(Entries from a dataset of interfaces)
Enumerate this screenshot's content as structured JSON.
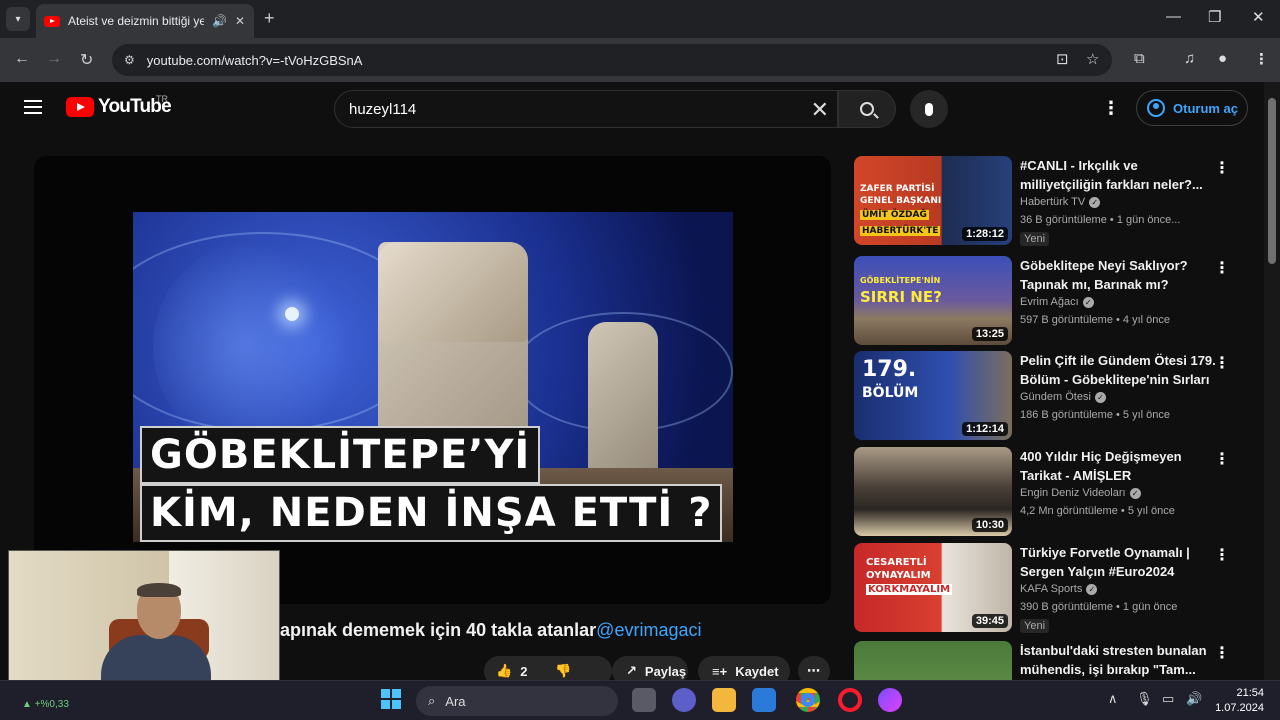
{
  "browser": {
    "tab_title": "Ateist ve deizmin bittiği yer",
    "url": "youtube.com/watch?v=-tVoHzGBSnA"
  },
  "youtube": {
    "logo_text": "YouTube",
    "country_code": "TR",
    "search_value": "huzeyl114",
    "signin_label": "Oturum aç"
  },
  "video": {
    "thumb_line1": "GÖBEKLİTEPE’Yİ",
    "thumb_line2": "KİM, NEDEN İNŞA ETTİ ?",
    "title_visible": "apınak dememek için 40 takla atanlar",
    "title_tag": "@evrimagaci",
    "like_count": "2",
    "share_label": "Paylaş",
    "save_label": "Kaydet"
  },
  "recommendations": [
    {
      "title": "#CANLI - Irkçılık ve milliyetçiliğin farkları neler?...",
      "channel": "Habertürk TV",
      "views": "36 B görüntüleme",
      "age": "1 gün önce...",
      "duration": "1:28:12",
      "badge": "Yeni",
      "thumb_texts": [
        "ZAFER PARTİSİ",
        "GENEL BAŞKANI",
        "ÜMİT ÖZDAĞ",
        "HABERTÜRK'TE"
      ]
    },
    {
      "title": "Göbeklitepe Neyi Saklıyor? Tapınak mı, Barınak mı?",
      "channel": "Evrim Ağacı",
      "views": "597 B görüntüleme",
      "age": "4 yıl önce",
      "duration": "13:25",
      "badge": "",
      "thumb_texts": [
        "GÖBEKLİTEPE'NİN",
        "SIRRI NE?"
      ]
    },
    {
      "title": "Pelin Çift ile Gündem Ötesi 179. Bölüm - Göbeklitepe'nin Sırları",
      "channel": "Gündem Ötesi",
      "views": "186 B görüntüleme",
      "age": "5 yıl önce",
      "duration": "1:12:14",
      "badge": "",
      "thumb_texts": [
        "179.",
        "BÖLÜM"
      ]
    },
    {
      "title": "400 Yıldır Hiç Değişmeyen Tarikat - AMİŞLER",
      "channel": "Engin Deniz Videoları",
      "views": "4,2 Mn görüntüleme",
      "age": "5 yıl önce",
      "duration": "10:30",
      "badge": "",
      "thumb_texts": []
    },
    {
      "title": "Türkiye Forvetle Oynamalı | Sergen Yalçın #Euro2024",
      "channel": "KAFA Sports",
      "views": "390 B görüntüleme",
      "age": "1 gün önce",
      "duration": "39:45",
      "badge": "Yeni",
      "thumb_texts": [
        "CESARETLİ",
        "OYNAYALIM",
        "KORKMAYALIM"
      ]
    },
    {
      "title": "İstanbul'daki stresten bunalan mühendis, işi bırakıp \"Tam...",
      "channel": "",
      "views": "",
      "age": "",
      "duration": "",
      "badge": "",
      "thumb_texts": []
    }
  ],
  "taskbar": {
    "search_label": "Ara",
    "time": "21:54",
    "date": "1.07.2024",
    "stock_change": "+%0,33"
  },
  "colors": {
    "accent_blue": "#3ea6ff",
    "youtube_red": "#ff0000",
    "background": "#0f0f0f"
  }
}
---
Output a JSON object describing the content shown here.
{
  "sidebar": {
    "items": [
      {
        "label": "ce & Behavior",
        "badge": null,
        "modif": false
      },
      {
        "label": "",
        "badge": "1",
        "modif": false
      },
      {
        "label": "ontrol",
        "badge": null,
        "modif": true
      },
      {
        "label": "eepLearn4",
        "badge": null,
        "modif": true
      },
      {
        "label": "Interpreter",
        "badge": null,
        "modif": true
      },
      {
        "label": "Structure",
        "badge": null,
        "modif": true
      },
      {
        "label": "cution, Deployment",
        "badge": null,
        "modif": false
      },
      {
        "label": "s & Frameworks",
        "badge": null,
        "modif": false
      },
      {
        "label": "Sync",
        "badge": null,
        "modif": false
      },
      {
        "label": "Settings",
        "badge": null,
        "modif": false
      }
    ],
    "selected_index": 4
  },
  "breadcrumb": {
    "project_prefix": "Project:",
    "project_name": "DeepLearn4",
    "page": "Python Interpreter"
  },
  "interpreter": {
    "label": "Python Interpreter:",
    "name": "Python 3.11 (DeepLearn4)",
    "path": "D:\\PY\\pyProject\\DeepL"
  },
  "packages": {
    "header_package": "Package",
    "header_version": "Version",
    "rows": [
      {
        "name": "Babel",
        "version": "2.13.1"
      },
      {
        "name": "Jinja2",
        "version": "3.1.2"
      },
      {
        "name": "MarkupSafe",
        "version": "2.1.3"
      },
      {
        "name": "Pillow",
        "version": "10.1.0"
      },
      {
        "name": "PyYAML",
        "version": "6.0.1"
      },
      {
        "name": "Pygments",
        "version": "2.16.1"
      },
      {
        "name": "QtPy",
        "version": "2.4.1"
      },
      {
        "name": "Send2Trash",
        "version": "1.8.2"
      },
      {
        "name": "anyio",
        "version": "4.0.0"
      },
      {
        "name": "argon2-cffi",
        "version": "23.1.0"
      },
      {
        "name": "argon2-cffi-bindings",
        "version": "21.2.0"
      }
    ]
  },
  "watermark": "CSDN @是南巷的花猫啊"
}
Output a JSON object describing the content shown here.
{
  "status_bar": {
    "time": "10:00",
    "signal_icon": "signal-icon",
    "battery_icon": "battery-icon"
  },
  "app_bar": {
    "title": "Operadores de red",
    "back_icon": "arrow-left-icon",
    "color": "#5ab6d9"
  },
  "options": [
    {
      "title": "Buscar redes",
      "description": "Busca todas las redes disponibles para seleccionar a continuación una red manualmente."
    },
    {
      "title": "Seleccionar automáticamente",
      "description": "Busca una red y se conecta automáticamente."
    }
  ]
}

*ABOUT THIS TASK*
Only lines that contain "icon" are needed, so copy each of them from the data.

*EXERCISE RESULT*
    "signal_icon": "signal-icon",
    "battery_icon": "battery-icon"
    "back_icon": "arrow-left-icon",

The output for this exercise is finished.